U.S. Classification711/125, 711/E12.071, 711/136
International ClassificationG06F12/00
Cooperative ClassificationG06F13/1642, G06F9/3824
European ClassificationG06F13/16A4, G06F9/38D
Legal Events
DateCodeEventDescription
Jun 30, 2005ASAssignment
Owner name: INTERNATIONAL BUSINESS MACHINES CORPORATION, NEW Y
Free format text: ASSIGNMENT OF ASSIGNORS INTEREST;ASSIGNORS:BLACKMON, HERMAN L.;HILLIER, PHILIP R. III;KIRSCHT, JOSEPH A.;AND OTHERS;REEL/FRAME:016454/0618;SIGNING DATES FROM 20050414 TO 20050426
Free format text: ASSIGNMENT OF ASSIGNORS INTEREST;ASSIGNORS:BLACKMON, HERMAN L.;HILLIER, PHILIP R. III;KIRSCHT, JOSEPH A.;AND OTHERS;SIGNING DATES FROM 20050414 TO 20050426;REEL/FRAME:016454/0618
May 17, 2005ASAssignment
Owner name: INTERNATIONAL BUSINESS MACHINES CORPORATION, NEW Y
Free format text: ASSIGNMENT OF ASSIGNORS INTEREST;ASSIGNORS:BLACKMON, HERMAN L.;HILLIER III, PHILIP R.;KIRSCHT, JOSEPH A.;AND OTHERS;REEL/FRAME:016248/0129;SIGNING DATES FROM 20050414 TO 20050426
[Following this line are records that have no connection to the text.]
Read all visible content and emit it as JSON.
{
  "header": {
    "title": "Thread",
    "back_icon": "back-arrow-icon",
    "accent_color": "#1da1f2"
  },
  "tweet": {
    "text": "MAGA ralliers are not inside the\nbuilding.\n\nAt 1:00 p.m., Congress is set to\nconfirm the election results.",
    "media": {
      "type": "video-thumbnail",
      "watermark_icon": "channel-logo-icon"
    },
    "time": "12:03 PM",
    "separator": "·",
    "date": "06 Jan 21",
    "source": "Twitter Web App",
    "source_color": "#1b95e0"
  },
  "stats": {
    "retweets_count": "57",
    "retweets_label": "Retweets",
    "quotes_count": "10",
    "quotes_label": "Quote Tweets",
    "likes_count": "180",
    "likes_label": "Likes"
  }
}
Free format text: ASSIGNMENT OF ASSIGNORS INTEREST;ASSIGNORS:BLACKMON, HERMAN L.;HILLIER III, PHILIP R.;KIRSCHT, JOSEPH A.;AND OTHERS;SIGNING DATES FROM 20050414 TO 20050426;REEL/FRAME:016248/0129